# Assignment:
Repeat the data verbatim, images excluded.

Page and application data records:
##########

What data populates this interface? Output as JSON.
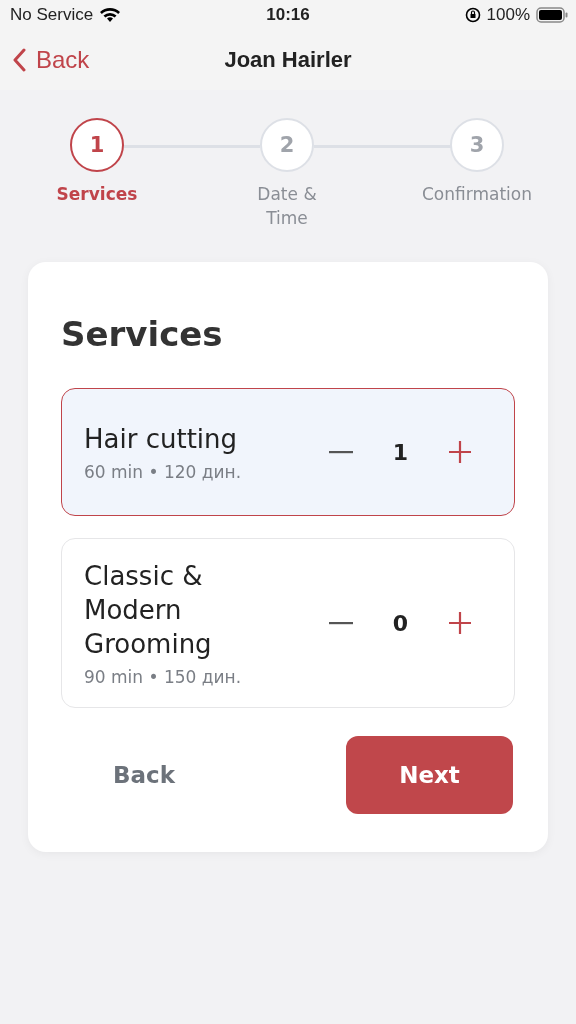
{
  "status_bar": {
    "carrier": "No Service",
    "time": "10:16",
    "battery": "100%"
  },
  "nav": {
    "back": "Back",
    "title": "Joan Hairler"
  },
  "steps": [
    {
      "number": "1",
      "label": "Services",
      "selected": true
    },
    {
      "number": "2",
      "label": "Date &\nTime",
      "selected": false
    },
    {
      "number": "3",
      "label": "Confirmation",
      "selected": false
    }
  ],
  "card": {
    "title": "Services",
    "services": [
      {
        "name": "Hair cutting",
        "details": "60 min • 120 дин.",
        "quantity": "1",
        "selected": true
      },
      {
        "name": "Classic &\nModern\nGrooming",
        "details": "90 min • 150 дин.",
        "quantity": "0",
        "selected": false
      }
    ],
    "back": "Back",
    "next": "Next"
  }
}
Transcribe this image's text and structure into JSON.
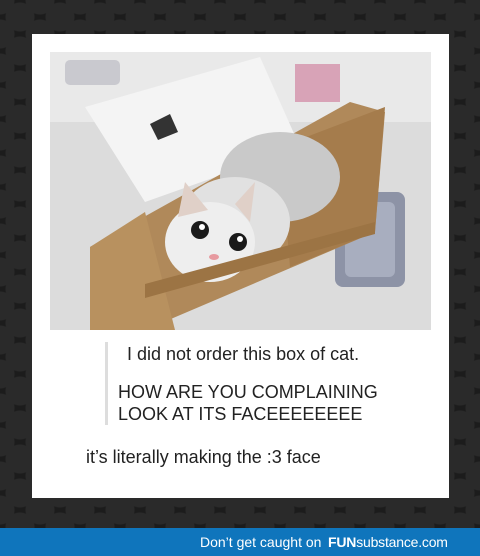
{
  "post": {
    "line1": "I did not order this box of cat.",
    "line2": "HOW ARE YOU COMPLAINING",
    "line3": "LOOK AT ITS FACEEEEEEEE",
    "line4": "it’s literally making the :3 face"
  },
  "footer": {
    "slogan": "Don’t get caught on",
    "brand_bold": "FUN",
    "brand_regular": "substance",
    "brand_suffix": ".com"
  },
  "colors": {
    "background": "#1c1c1c",
    "card": "#ffffff",
    "footer_bar": "#0f75bc",
    "text": "#222222"
  }
}
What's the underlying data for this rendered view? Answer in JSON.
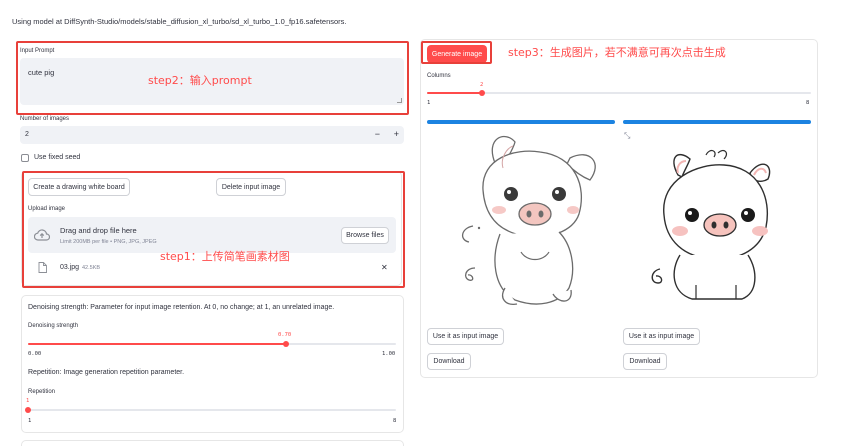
{
  "status_line": "Using model at DiffSynth-Studio/models/stable_diffusion_xl_turbo/sd_xl_turbo_1.0_fp16.safetensors.",
  "prompt": {
    "label": "Input Prompt",
    "value": "cute pig"
  },
  "num_images": {
    "label": "Number of images",
    "value": "2",
    "minus": "−",
    "plus": "+"
  },
  "seed": {
    "label": "Use fixed seed",
    "checked": false
  },
  "board": {
    "create_label": "Create a drawing white board",
    "delete_label": "Delete input image",
    "upload_label": "Upload image",
    "drop_title": "Drag and drop file here",
    "drop_hint": "Limit 200MB per file • PNG, JPG, JPEG",
    "browse_label": "Browse files",
    "file_name": "03.jpg",
    "file_size": "42.5KB",
    "remove_glyph": "✕"
  },
  "denoise": {
    "description": "Denoising strength: Parameter for input image retention. At 0, no change; at 1, an unrelated image.",
    "slider_label": "Denoising strength",
    "value_text": "0.70",
    "value": 0.7,
    "min_text": "0.00",
    "max_text": "1.00"
  },
  "repetition": {
    "description": "Repetition: Image generation repetition parameter.",
    "slider_label": "Repetition",
    "value_text": "1",
    "value": 1,
    "min": 1,
    "max": 8,
    "min_text": "1",
    "max_text": "8"
  },
  "right": {
    "generate_label": "Generate image",
    "columns_label": "Columns",
    "columns_value_text": "2",
    "columns_value": 2,
    "columns_min": 1,
    "columns_max": 8,
    "columns_min_text": "1",
    "columns_max_text": "8",
    "use_input_label": "Use it as input image",
    "download_label": "Download",
    "expand_glyph": "⤡"
  },
  "annotations": {
    "step1": "step1：上传简笔画素材图",
    "step2": "step2：输入prompt",
    "step3": "step3：生成图片，若不满意可再次点击生成"
  },
  "colors": {
    "accent": "#ff4b4b",
    "annotation_box": "#e8403a",
    "tab": "#1c83e1",
    "input_bg": "#f0f2f6"
  },
  "icons": [
    "cloud-upload-icon",
    "file-icon",
    "close-icon",
    "expand-icon"
  ]
}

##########

# Solution below:
What data populates this interface? Output as JSON.
{
  "status_bar": {
    "carrier": "No Service",
    "time": "10:16",
    "battery": "100%"
  },
  "nav": {
    "back": "Back",
    "title": "Joan Hairler"
  },
  "steps": [
    {
      "number": "1",
      "label": "Services",
      "selected": true
    },
    {
      "number": "2",
      "label": "Date &\nTime",
      "selected": false
    },
    {
      "number": "3",
      "label": "Confirmation",
      "selected": false
    }
  ],
  "card": {
    "title": "Services",
    "services": [
      {
        "name": "Hair cutting",
        "details": "60 min • 120 дин.",
        "quantity": "1",
        "selected": true
      },
      {
        "name": "Classic &\nModern\nGrooming",
        "details": "90 min • 150 дин.",
        "quantity": "0",
        "selected": false
      }
    ],
    "back": "Back",
    "next": "Next"
  }
}
Transcribe this image's text and structure into JSON.
{
  "post": {
    "line1": "I did not order this box of cat.",
    "line2": "HOW ARE YOU COMPLAINING",
    "line3": "LOOK AT ITS FACEEEEEEEE",
    "line4": "it’s literally making the :3 face"
  },
  "footer": {
    "slogan": "Don’t get caught on",
    "brand_bold": "FUN",
    "brand_regular": "substance",
    "brand_suffix": ".com"
  },
  "colors": {
    "background": "#1c1c1c",
    "card": "#ffffff",
    "footer_bar": "#0f75bc",
    "text": "#222222"
  }
}
What's the underlying data for this rendered view? Answer in JSON.
{
  "status_line": "Using model at DiffSynth-Studio/models/stable_diffusion_xl_turbo/sd_xl_turbo_1.0_fp16.safetensors.",
  "prompt": {
    "label": "Input Prompt",
    "value": "cute pig"
  },
  "num_images": {
    "label": "Number of images",
    "value": "2",
    "minus": "−",
    "plus": "+"
  },
  "seed": {
    "label": "Use fixed seed",
    "checked": false
  },
  "board": {
    "create_label": "Create a drawing white board",
    "delete_label": "Delete input image",
    "upload_label": "Upload image",
    "drop_title": "Drag and drop file here",
    "drop_hint": "Limit 200MB per file • PNG, JPG, JPEG",
    "browse_label": "Browse files",
    "file_name": "03.jpg",
    "file_size": "42.5KB",
    "remove_glyph": "✕"
  },
  "denoise": {
    "description": "Denoising strength: Parameter for input image retention. At 0, no change; at 1, an unrelated image.",
    "slider_label": "Denoising strength",
    "value_text": "0.70",
    "value": 0.7,
    "min_text": "0.00",
    "max_text": "1.00"
  },
  "repetition": {
    "description": "Repetition: Image generation repetition parameter.",
    "slider_label": "Repetition",
    "value_text": "1",
    "value": 1,
    "min": 1,
    "max": 8,
    "min_text": "1",
    "max_text": "8"
  },
  "right": {
    "generate_label": "Generate image",
    "columns_label": "Columns",
    "columns_value_text": "2",
    "columns_value": 2,
    "columns_min": 1,
    "columns_max": 8,
    "columns_min_text": "1",
    "columns_max_text": "8",
    "use_input_label": "Use it as input image",
    "download_label": "Download",
    "expand_glyph": "⤡"
  },
  "annotations": {
    "step1": "step1：上传简笔画素材图",
    "step2": "step2：输入prompt",
    "step3": "step3：生成图片，若不满意可再次点击生成"
  },
  "colors": {
    "accent": "#ff4b4b",
    "annotation_box": "#e8403a",
    "tab": "#1c83e1",
    "input_bg": "#f0f2f6"
  },
  "icons": [
    "cloud-upload-icon",
    "file-icon",
    "close-icon",
    "expand-icon"
  ]
}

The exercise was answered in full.